Records
=====

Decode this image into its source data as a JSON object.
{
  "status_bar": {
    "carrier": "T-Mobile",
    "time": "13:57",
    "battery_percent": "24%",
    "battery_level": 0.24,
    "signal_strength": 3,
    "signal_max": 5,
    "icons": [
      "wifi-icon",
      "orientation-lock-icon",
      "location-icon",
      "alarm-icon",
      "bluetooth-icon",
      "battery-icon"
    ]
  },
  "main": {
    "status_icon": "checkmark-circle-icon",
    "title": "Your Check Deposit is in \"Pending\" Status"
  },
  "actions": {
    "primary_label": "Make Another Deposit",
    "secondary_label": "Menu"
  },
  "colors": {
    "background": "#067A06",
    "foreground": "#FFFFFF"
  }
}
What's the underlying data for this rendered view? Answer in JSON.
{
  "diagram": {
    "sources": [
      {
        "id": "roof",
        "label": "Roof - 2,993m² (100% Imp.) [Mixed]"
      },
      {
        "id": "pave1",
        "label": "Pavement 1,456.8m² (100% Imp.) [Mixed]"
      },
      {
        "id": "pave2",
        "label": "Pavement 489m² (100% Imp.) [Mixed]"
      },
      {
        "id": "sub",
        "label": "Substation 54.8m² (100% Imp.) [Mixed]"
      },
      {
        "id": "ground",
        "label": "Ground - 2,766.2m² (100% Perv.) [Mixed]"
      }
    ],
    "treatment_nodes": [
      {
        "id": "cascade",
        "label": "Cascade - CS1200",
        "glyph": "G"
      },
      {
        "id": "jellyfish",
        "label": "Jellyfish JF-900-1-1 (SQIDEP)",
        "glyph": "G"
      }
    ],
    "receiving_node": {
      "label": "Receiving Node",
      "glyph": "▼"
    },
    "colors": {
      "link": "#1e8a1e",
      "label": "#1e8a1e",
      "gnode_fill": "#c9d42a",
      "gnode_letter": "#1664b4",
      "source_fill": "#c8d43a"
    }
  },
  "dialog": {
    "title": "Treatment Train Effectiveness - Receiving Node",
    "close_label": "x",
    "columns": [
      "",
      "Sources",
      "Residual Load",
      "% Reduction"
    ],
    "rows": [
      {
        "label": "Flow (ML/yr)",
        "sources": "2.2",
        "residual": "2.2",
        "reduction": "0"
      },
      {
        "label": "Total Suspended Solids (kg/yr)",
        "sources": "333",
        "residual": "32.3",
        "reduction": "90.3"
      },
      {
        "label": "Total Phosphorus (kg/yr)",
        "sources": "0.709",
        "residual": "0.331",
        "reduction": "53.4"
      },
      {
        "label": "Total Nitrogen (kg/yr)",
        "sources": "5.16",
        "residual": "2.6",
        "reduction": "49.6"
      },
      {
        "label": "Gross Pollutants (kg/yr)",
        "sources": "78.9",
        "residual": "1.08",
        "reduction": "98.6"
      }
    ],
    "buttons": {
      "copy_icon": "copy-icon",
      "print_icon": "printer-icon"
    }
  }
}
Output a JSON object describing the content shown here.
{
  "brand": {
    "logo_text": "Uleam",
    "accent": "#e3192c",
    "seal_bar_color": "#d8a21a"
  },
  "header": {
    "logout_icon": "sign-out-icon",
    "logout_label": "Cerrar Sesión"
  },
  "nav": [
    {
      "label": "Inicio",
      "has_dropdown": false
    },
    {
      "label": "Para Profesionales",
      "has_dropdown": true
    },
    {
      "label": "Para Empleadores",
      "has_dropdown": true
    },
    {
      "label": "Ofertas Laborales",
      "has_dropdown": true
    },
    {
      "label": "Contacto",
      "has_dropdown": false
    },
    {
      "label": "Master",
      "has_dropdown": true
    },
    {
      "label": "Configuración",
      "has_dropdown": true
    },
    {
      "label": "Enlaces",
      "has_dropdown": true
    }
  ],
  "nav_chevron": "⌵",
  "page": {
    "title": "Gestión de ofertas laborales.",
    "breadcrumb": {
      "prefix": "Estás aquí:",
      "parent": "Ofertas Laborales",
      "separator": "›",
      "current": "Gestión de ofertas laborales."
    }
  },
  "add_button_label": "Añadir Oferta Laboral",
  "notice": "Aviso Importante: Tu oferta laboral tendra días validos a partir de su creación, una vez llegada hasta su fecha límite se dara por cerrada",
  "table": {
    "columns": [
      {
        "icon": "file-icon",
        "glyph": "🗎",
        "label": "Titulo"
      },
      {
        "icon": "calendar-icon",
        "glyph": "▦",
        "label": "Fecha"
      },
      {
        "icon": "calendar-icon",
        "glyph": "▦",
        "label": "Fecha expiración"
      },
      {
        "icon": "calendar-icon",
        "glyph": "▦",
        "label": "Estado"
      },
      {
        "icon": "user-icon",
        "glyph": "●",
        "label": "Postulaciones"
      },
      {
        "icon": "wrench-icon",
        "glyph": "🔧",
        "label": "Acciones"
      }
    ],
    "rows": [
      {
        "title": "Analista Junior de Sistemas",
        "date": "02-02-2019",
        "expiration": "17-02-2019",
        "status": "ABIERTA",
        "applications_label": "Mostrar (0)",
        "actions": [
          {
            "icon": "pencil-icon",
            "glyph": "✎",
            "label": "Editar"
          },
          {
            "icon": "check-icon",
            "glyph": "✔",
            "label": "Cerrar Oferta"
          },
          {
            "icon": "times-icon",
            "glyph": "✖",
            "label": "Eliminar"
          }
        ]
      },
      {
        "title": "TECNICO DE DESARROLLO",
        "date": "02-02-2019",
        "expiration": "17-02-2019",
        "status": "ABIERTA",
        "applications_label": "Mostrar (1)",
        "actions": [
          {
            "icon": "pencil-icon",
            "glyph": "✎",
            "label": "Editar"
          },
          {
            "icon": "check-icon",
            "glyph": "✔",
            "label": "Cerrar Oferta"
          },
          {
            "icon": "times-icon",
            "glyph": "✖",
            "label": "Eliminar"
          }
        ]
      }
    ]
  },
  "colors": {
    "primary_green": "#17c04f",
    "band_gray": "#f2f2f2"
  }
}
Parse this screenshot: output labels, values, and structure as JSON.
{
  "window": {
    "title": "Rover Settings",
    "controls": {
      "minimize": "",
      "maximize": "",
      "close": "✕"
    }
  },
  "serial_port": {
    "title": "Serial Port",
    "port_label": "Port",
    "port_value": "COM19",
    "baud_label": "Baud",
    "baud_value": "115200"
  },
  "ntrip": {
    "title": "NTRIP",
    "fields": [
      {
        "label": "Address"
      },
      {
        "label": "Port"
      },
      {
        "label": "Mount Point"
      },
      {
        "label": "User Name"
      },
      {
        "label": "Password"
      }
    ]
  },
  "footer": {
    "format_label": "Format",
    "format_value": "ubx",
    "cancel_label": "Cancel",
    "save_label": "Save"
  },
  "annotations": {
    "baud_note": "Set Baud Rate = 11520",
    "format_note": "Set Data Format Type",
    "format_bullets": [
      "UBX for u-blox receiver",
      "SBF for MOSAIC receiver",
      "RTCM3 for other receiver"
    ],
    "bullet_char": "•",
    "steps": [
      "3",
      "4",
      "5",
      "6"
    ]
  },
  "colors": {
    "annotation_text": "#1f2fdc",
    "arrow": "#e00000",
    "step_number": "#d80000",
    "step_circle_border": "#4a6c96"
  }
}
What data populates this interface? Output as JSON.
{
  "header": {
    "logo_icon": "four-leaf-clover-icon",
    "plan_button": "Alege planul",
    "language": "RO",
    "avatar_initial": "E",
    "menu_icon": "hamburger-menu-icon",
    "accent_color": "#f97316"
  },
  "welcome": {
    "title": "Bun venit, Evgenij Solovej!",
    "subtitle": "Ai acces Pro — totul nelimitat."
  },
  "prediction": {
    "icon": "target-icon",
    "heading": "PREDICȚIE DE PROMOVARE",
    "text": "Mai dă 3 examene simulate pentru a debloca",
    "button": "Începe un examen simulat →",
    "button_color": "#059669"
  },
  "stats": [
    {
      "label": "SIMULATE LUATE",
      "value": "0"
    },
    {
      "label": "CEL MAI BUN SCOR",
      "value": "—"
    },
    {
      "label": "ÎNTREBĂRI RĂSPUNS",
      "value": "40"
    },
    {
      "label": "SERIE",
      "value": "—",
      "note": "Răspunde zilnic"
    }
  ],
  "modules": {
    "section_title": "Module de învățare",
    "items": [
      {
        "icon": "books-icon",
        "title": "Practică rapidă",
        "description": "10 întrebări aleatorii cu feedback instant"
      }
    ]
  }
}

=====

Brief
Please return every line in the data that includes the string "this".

Response area
Decode this image into its source data as a JSON object.
What's the underlying data for this rendered view? Answer in JSON.
Parse this screenshot: output labels, values, and structure as JSON.
What data populates this interface? Output as JSON.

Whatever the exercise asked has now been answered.